WHAT YOU HAVE TO DO: Return all of the records below verbatim.

(Dataset rows for apps and sites)
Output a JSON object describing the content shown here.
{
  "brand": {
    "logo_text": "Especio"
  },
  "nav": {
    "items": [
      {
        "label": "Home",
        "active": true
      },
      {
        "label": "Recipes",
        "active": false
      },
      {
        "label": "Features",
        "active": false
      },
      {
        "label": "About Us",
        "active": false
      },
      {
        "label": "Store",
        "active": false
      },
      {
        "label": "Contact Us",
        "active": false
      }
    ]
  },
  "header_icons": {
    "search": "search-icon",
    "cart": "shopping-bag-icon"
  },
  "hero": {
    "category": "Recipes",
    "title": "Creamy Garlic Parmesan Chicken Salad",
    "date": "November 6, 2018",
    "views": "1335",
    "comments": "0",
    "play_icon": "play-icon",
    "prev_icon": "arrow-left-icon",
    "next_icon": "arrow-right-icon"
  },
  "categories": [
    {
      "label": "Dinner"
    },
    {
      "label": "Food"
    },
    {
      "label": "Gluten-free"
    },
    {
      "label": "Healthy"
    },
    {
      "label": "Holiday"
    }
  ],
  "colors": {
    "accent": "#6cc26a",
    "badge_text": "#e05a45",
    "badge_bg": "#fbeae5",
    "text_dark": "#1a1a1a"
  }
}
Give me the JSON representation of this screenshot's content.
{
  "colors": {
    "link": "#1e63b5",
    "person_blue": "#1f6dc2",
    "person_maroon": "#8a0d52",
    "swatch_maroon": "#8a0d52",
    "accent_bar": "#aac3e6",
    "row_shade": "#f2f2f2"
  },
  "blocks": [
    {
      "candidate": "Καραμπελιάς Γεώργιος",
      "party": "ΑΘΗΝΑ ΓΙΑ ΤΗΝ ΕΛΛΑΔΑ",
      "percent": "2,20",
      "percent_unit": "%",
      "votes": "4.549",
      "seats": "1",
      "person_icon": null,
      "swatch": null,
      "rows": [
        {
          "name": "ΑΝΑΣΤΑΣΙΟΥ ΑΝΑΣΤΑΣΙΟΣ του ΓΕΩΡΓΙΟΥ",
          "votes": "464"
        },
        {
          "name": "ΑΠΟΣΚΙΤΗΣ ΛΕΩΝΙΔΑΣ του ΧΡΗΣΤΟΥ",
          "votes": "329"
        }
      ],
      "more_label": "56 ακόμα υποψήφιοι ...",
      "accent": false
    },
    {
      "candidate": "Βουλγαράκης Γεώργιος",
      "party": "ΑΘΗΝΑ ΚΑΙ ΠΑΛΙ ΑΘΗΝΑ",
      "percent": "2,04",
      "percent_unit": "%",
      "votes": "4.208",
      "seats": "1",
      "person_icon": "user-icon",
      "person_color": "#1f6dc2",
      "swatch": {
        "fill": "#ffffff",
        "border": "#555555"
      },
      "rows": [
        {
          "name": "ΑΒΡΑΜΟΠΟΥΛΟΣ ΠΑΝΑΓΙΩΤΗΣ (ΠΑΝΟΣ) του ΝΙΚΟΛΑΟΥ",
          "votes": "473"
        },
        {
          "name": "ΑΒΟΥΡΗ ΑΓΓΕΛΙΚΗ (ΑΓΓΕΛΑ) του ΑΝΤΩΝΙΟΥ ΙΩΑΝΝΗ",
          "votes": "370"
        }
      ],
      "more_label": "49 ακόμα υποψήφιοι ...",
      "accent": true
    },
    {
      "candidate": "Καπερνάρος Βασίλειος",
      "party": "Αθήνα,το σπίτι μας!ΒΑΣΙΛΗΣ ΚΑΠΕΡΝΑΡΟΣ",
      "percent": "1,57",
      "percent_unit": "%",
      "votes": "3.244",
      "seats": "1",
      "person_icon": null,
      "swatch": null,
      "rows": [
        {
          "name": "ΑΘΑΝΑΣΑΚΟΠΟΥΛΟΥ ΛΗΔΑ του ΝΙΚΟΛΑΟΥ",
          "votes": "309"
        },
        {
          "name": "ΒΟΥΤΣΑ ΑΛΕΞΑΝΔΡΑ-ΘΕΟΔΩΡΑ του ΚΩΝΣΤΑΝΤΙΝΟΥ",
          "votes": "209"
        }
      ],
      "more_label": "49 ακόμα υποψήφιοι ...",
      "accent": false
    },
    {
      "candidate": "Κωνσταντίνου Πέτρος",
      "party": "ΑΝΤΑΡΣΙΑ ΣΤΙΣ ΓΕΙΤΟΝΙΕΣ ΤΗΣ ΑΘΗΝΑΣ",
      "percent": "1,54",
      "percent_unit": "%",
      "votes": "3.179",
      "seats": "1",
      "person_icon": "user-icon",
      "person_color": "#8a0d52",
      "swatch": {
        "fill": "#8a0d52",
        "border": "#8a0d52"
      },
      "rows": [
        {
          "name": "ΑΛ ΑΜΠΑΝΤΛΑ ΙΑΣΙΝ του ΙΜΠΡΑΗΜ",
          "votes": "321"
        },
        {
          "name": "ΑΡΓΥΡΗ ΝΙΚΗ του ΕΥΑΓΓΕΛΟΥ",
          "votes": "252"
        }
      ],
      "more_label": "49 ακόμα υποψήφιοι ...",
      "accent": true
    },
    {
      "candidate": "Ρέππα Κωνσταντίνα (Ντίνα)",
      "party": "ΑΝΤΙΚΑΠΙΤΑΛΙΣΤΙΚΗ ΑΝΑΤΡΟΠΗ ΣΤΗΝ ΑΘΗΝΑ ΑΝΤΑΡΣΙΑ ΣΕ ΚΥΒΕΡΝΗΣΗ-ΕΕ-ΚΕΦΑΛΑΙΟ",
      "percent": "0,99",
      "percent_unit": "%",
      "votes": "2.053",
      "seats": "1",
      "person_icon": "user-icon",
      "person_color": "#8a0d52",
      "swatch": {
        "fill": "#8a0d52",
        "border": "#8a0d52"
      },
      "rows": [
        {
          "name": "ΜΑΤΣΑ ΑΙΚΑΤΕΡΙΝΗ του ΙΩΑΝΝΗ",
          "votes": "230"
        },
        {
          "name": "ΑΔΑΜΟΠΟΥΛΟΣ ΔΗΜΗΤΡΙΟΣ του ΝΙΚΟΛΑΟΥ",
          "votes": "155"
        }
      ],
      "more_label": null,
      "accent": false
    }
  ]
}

TASK RESULT:
Output a JSON object describing the content shown here.
{
  "brand": {
    "logo_text": "Especio"
  },
  "nav": {
    "items": [
      {
        "label": "Home",
        "active": true
      },
      {
        "label": "Recipes",
        "active": false
      },
      {
        "label": "Features",
        "active": false
      },
      {
        "label": "About Us",
        "active": false
      },
      {
        "label": "Store",
        "active": false
      },
      {
        "label": "Contact Us",
        "active": false
      }
    ]
  },
  "header_icons": {
    "search": "search-icon",
    "cart": "shopping-bag-icon"
  },
  "hero": {
    "category": "Recipes",
    "title": "Creamy Garlic Parmesan Chicken Salad",
    "date": "November 6, 2018",
    "views": "1335",
    "comments": "0",
    "play_icon": "play-icon",
    "prev_icon": "arrow-left-icon",
    "next_icon": "arrow-right-icon"
  },
  "categories": [
    {
      "label": "Dinner"
    },
    {
      "label": "Food"
    },
    {
      "label": "Gluten-free"
    },
    {
      "label": "Healthy"
    },
    {
      "label": "Holiday"
    }
  ],
  "colors": {
    "accent": "#6cc26a",
    "badge_text": "#e05a45",
    "badge_bg": "#fbeae5",
    "text_dark": "#1a1a1a"
  }
}
Give me the JSON representation of this screenshot's content.
{
  "colors": {
    "link": "#1e63b5",
    "person_blue": "#1f6dc2",
    "person_maroon": "#8a0d52",
    "swatch_maroon": "#8a0d52",
    "accent_bar": "#aac3e6",
    "row_shade": "#f2f2f2"
  },
  "blocks": [
    {
      "candidate": "Καραμπελιάς Γεώργιος",
      "party": "ΑΘΗΝΑ ΓΙΑ ΤΗΝ ΕΛΛΑΔΑ",
      "percent": "2,20",
      "percent_unit": "%",
      "votes": "4.549",
      "seats": "1",
      "person_icon": null,
      "swatch": null,
      "rows": [
        {
          "name": "ΑΝΑΣΤΑΣΙΟΥ ΑΝΑΣΤΑΣΙΟΣ του ΓΕΩΡΓΙΟΥ",
          "votes": "464"
        },
        {
          "name": "ΑΠΟΣΚΙΤΗΣ ΛΕΩΝΙΔΑΣ του ΧΡΗΣΤΟΥ",
          "votes": "329"
        }
      ],
      "more_label": "56 ακόμα υποψήφιοι ...",
      "accent": false
    },
    {
      "candidate": "Βουλγαράκης Γεώργιος",
      "party": "ΑΘΗΝΑ ΚΑΙ ΠΑΛΙ ΑΘΗΝΑ",
      "percent": "2,04",
      "percent_unit": "%",
      "votes": "4.208",
      "seats": "1",
      "person_icon": "user-icon",
      "person_color": "#1f6dc2",
      "swatch": {
        "fill": "#ffffff",
        "border": "#555555"
      },
      "rows": [
        {
          "name": "ΑΒΡΑΜΟΠΟΥΛΟΣ ΠΑΝΑΓΙΩΤΗΣ (ΠΑΝΟΣ) του ΝΙΚΟΛΑΟΥ",
          "votes": "473"
        },
        {
          "name": "ΑΒΟΥΡΗ ΑΓΓΕΛΙΚΗ (ΑΓΓΕΛΑ) του ΑΝΤΩΝΙΟΥ ΙΩΑΝΝΗ",
          "votes": "370"
        }
      ],
      "more_label": "49 ακόμα υποψήφιοι ...",
      "accent": true
    },
    {
      "candidate": "Καπερνάρος Βασίλειος",
      "party": "Αθήνα,το σπίτι μας!ΒΑΣΙΛΗΣ ΚΑΠΕΡΝΑΡΟΣ",
      "percent": "1,57",
      "percent_unit": "%",
      "votes": "3.244",
      "seats": "1",
      "person_icon": null,
      "swatch": null,
      "rows": [
        {
          "name": "ΑΘΑΝΑΣΑΚΟΠΟΥΛΟΥ ΛΗΔΑ του ΝΙΚΟΛΑΟΥ",
          "votes": "309"
        },
        {
          "name": "ΒΟΥΤΣΑ ΑΛΕΞΑΝΔΡΑ-ΘΕΟΔΩΡΑ του ΚΩΝΣΤΑΝΤΙΝΟΥ",
          "votes": "209"
        }
      ],
      "more_label": "49 ακόμα υποψήφιοι ...",
      "accent": false
    },
    {
      "candidate": "Κωνσταντίνου Πέτρος",
      "party": "ΑΝΤΑΡΣΙΑ ΣΤΙΣ ΓΕΙΤΟΝΙΕΣ ΤΗΣ ΑΘΗΝΑΣ",
      "percent": "1,54",
      "percent_unit": "%",
      "votes": "3.179",
      "seats": "1",
      "person_icon": "user-icon",
      "person_color": "#8a0d52",
      "swatch": {
        "fill": "#8a0d52",
        "border": "#8a0d52"
      },
      "rows": [
        {
          "name": "ΑΛ ΑΜΠΑΝΤΛΑ ΙΑΣΙΝ του ΙΜΠΡΑΗΜ",
          "votes": "321"
        },
        {
          "name": "ΑΡΓΥΡΗ ΝΙΚΗ του ΕΥΑΓΓΕΛΟΥ",
          "votes": "252"
        }
      ],
      "more_label": "49 ακόμα υποψήφιοι ...",
      "accent": true
    },
    {
      "candidate": "Ρέππα Κωνσταντίνα (Ντίνα)",
      "party": "ΑΝΤΙΚΑΠΙΤΑΛΙΣΤΙΚΗ ΑΝΑΤΡΟΠΗ ΣΤΗΝ ΑΘΗΝΑ ΑΝΤΑΡΣΙΑ ΣΕ ΚΥΒΕΡΝΗΣΗ-ΕΕ-ΚΕΦΑΛΑΙΟ",
      "percent": "0,99",
      "percent_unit": "%",
      "votes": "2.053",
      "seats": "1",
      "person_icon": "user-icon",
      "person_color": "#8a0d52",
      "swatch": {
        "fill": "#8a0d52",
        "border": "#8a0d52"
      },
      "rows": [
        {
          "name": "ΜΑΤΣΑ ΑΙΚΑΤΕΡΙΝΗ του ΙΩΑΝΝΗ",
          "votes": "230"
        },
        {
          "name": "ΑΔΑΜΟΠΟΥΛΟΣ ΔΗΜΗΤΡΙΟΣ του ΝΙΚΟΛΑΟΥ",
          "votes": "155"
        }
      ],
      "more_label": null,
      "accent": false
    }
  ]
}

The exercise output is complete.